I had always wanted to be an actor as a child. Until the age of 10, I was firmly convinced I had even been a child star in silent films. I wish now I had told an adult about my belief. Perhaps they might have prised more details out of me or perhaps they would have laughed at my fanciful talk of reincarnation. As it was, the closest I ever came to appearing in a
Hollywood blockbuster was a walk on part in the school nativity play.
Consequently, I was more than a little jealous when my brother’s young son landed a role in a major

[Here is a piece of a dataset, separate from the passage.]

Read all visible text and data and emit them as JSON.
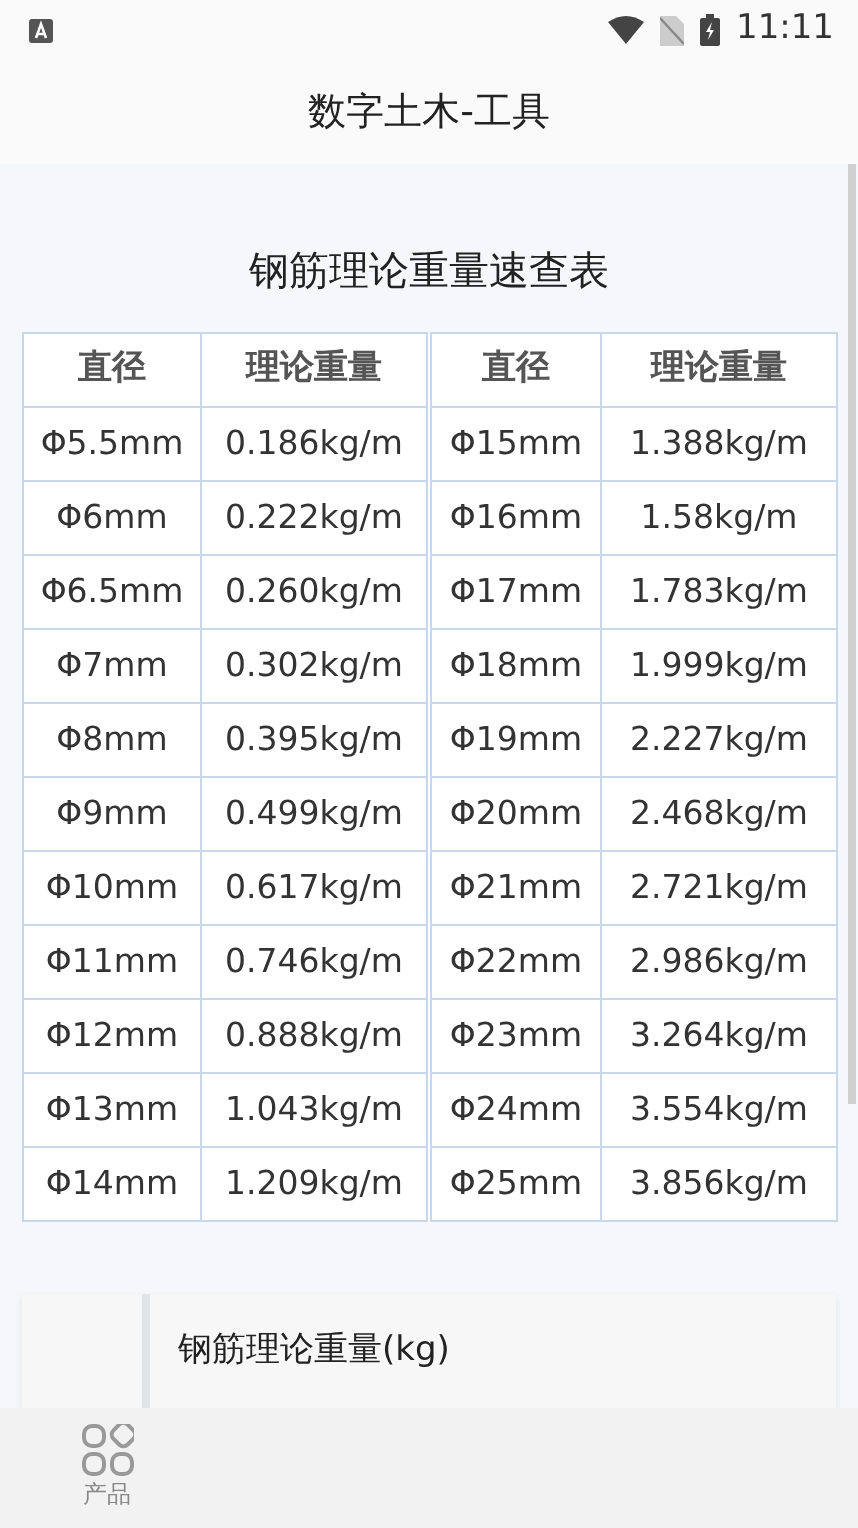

Hollywood horror film, later regarded as a modern classic of its genre. The director had originally only meant to search for extras at the public school my brother’s son attended. However, the director was so struck by the "period " look of my nephew’s face, he instantly gave him a key speaking role in the film. It was a fantastic experience for my nephew. Hitherto, he had been prone to being bullied by certain class mates. That all changed on his triumphant return from location shooting. His popularity soared along with his growing self confidence as he magnanimously sold to his erstwhile bullies, autographed pictures from the Oscar-winning Hollywood actress he had acted alongside and recounted stories about his brief but glorious career as a movie star.